I enjoy falling down rabbit holes. I think that maybe if I were a woodland creature, I may be a rabbit. I like to dig, I like to explore, and I can hop from one thing to the next with ease. Spontaneous endeavors and wild adventures in the city that never sleeps; poetry to my ears. Besides the expensive cost of New York City, I don’t think I see any real flaws to it. While some may find the city congested and loud, I suppose I find solace in those environments. I would rather learn to dance than get lost in the shuffle, and noise just makes life come alive in my opinion. Don’t get me wrong, I think that there are pros and cons to every situation and every place. However, never have I found a place so fast paced in changing and so open to creativity.

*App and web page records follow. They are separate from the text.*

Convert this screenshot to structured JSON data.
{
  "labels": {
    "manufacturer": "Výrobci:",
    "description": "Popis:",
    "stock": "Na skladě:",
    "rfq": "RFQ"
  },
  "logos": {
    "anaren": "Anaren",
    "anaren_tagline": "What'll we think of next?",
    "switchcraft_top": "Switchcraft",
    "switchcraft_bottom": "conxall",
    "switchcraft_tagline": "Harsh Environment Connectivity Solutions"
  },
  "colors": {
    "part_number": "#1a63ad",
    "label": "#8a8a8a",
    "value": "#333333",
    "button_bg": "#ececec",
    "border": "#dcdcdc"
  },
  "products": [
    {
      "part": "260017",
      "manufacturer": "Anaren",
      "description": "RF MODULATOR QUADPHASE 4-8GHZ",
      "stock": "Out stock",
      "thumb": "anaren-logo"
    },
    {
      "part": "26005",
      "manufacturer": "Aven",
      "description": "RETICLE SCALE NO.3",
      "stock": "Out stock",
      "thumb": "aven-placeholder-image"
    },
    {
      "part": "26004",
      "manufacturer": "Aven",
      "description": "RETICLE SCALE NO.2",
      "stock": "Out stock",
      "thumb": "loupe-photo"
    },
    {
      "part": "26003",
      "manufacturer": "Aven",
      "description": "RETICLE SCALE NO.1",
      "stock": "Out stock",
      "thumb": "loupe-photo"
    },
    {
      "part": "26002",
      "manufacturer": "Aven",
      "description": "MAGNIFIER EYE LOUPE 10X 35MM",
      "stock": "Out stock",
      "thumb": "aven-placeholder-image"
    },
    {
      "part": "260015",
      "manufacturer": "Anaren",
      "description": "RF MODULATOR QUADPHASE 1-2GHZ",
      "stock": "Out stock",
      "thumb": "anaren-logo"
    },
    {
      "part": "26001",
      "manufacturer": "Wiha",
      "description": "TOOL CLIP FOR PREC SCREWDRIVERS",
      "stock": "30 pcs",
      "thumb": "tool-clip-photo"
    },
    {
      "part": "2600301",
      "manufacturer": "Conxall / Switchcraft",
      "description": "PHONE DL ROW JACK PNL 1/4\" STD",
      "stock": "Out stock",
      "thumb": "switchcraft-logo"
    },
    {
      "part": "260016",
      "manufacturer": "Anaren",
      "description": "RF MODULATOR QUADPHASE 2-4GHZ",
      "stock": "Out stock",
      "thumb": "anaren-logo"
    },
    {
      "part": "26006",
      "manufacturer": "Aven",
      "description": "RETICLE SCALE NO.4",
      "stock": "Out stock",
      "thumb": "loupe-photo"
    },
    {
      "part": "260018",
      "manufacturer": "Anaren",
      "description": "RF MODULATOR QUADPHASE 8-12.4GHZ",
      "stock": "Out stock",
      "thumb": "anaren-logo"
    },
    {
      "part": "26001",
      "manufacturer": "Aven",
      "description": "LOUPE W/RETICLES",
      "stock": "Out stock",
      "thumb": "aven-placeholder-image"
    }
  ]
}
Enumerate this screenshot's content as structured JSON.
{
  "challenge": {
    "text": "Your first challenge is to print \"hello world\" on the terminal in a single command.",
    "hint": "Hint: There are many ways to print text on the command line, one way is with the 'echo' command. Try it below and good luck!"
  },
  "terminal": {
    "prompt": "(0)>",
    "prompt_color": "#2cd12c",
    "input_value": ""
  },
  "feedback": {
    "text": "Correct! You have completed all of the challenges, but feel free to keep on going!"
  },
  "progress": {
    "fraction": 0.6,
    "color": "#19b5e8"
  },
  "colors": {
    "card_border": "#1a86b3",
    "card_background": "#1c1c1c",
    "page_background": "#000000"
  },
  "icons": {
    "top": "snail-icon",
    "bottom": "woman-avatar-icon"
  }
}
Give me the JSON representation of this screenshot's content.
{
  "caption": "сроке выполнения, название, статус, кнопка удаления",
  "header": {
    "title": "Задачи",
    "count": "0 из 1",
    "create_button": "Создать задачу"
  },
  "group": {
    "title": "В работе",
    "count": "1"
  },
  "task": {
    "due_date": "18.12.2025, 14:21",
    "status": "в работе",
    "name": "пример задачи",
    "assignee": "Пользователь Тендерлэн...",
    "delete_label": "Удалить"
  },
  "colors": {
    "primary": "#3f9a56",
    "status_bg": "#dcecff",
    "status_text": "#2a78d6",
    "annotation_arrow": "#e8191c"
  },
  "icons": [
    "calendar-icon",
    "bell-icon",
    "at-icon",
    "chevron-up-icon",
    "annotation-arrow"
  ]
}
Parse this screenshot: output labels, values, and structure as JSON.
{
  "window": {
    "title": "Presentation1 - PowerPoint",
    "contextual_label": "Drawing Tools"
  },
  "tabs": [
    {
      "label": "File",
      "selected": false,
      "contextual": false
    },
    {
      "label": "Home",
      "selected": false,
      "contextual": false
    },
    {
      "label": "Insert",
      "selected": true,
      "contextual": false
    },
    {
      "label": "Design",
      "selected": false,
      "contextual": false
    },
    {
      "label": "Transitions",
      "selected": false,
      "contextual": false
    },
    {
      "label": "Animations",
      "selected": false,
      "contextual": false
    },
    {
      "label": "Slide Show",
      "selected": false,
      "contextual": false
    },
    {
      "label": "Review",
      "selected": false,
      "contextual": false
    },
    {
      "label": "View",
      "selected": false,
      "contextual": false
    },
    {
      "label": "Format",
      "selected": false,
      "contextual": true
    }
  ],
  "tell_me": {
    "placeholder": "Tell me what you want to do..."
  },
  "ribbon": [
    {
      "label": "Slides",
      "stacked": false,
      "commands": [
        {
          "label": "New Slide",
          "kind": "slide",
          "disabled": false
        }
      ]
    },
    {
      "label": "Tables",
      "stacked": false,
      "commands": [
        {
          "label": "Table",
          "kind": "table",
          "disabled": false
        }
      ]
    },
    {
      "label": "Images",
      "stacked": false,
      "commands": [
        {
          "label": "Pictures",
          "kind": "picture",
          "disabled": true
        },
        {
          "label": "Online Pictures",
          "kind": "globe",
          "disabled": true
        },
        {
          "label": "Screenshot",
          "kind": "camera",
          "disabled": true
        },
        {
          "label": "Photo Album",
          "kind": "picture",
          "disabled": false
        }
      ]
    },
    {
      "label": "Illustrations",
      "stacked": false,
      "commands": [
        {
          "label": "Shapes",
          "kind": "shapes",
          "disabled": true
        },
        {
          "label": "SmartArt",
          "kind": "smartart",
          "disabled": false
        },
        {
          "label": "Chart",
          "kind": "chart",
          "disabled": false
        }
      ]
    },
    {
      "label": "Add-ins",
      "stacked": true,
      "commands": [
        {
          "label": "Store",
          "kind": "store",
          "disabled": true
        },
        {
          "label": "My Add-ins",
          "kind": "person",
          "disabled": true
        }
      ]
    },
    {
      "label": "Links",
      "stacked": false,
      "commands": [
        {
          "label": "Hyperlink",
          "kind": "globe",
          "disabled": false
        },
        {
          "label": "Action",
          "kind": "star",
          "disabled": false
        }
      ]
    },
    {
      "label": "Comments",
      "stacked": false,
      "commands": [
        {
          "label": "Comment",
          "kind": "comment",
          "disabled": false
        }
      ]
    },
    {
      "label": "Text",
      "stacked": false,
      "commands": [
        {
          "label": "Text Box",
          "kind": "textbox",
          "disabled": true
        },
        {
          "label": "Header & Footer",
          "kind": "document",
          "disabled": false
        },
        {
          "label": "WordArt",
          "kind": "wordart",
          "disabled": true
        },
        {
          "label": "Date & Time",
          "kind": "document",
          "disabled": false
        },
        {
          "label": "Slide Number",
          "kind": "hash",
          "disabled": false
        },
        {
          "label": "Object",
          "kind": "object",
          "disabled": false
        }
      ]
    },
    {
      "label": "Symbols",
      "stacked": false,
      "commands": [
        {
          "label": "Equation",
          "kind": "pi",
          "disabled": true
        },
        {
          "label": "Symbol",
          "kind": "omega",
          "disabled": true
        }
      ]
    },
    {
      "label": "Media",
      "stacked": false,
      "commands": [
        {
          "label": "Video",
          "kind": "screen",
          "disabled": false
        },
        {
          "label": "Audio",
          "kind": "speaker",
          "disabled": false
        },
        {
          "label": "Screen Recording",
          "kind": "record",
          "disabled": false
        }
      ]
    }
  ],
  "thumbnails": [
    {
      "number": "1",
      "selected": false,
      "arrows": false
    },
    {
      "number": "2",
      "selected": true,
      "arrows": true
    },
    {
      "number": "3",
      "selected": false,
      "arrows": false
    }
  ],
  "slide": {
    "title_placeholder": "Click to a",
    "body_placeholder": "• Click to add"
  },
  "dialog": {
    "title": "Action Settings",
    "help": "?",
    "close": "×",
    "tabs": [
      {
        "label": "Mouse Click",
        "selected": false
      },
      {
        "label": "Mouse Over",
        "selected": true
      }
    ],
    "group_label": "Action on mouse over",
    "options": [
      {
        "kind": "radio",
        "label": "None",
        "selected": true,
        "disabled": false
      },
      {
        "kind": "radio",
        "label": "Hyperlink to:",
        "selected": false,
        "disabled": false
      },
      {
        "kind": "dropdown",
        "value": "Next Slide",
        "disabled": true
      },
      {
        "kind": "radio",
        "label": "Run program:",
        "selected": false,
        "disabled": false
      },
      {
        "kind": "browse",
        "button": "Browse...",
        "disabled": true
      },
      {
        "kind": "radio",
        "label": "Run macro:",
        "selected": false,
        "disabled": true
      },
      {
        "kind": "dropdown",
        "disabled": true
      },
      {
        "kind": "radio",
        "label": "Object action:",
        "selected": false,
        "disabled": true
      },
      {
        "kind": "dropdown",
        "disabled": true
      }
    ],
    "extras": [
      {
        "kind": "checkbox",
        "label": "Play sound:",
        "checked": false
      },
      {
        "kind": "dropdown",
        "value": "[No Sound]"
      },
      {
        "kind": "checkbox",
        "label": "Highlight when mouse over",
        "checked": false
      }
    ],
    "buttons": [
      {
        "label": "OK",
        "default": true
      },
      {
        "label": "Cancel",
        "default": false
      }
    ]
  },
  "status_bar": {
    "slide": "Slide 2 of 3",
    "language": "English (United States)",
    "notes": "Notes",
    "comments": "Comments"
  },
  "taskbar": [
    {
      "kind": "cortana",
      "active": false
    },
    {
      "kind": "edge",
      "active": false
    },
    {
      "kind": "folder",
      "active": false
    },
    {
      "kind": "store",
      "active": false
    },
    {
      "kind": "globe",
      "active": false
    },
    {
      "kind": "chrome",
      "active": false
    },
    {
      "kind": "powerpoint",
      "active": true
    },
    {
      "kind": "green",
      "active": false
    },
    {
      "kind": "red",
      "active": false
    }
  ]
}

I think any flaws of New York are easily fixed within moments of them being discovered due to the sheer amount of mental capacity that the city holds. Something being “impossible to find” or “impossible to do” in New York seems like a flawed statement in itself. New York for being as small as it is (in the grand scheme of things) has one huge heart, one hell of a voice, and a shiny exterior, custom painted and curated by the finest artists around. If one wants to find themselves, they need to start opening some doors and falling down some holes. New York has plenty of those to offer, and more being opened and dug every day. I’m still falling down those rabbit holes every time I go there, and maybe someday I’ll find myself popping out on the other side.
I hope I never do. It’s still too fun.